"I think the biggest thing is how comfortable he is with our defense," defensive coordinator and linebackers coach Scott Boone said. "That's a real positive for our whole defensive unit. He's able to get us in the right calls. He's able to get blitzes set the way we want to blitz. And he's playing at a high level, individually. We've been real happy with his progress so far."
Rhodes looks the part of a middle linebacker: 6-foot-2 and 240 pounds. He is the Tribe's third-leading tackler, with 21 total stops and three pass break-ups. He possesses the physical strength to take on offensive linemen, the athletic ability to rush off the edge or cover tight ends and slot receivers.
He had eight tackles, forced a fumble and broke up a pass in the Tribe's 24-17 loss at West Virginia. He had eight tackles in last week's 34-6 win at Lafayette, as the Tribe defense permitted fewer than 100 yards rushing for the second week in a row.
"Defensively, we just have a nasty attitude right now and we're trying to establish some kind of dominance," Rhodes said.
Rhodes was voted third-team all-conference last season while essentially learning his position on the fly. He began the season as an outside linebacker, but moved inside following an early injury to veteran Dante Cook that limited him for much of the year.
As in most defenses, the middle linebacker at William and Mary receives defensive calls from the sideline and makes the appropriate checks and changes, based on what he sees. That was Rhodes' greatest challenge last season.
"I was making the calls, but they weren't always right," Rhodes said. "I didn't always exactly know what I was doing. For the most part, I was running around. Towards the end of the year, I started to pick things up. And like I said, the older guys helped me out."
A year's experience, along with a spring, summer and preseason camp working and studying the position, has made him a far better player.
"I think he really feels much more comfortable, now that he can just turn loose and use his abilities, is what it looks like to me," Tribe head coach Jimmye Laycock said.
Rhodes and Airek Green have been an effective combination at linebacker thus far. Green has 14 tackles, along with an interception return for a touchdown against Lafayette.
Boone said that Rhodes is capable of handling anything that he and the defensive staff dream up or implement. He is a willing student who puts in the necessary time to improve.
"I feel completely different this year," Rhodes said. "Starting the game this season, I have a whole newfound confidence that came from a whole season of experience under my belt. I'm able to see things quicker, move quicker, get my first step, and the confidence to lead the team is way different than last year."
The Tribe's schedule is backloaded — five of the last six opponents are ranked in at least one FCS poll — which makes a good first month critical in turning around last season's performance.

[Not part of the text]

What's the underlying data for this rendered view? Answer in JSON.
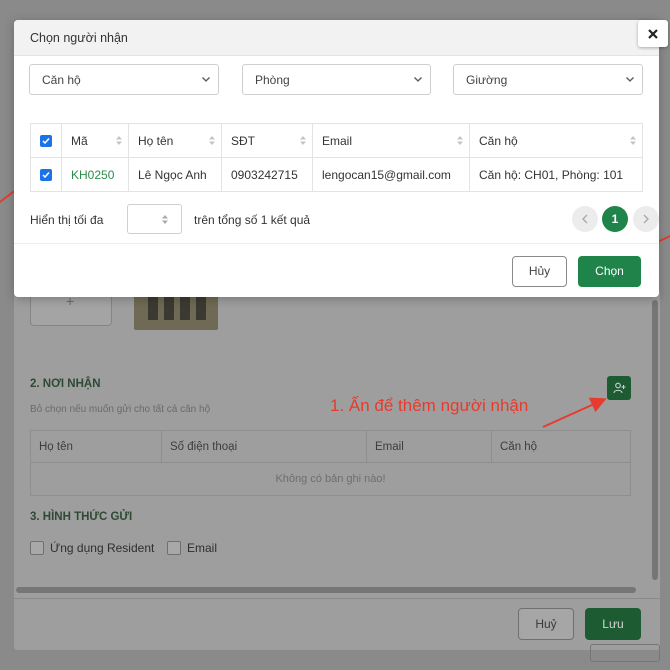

"I feel like we're progressing," Boone said of the defense. "I don't think we're by any means where we want to be. When we play hard and play fast, we're pretty good. A lot of that comes back to us as coaches, making sure we don't cause paralysis by analysis, and give them too much to think about.
"We've got some guys that like to run around, like to hit, like to be physical. The last thing we want to do is constrict that with too much thinking. I think when we play fast, we're a solid defense."Copyright © 2015, The Baltimore Sun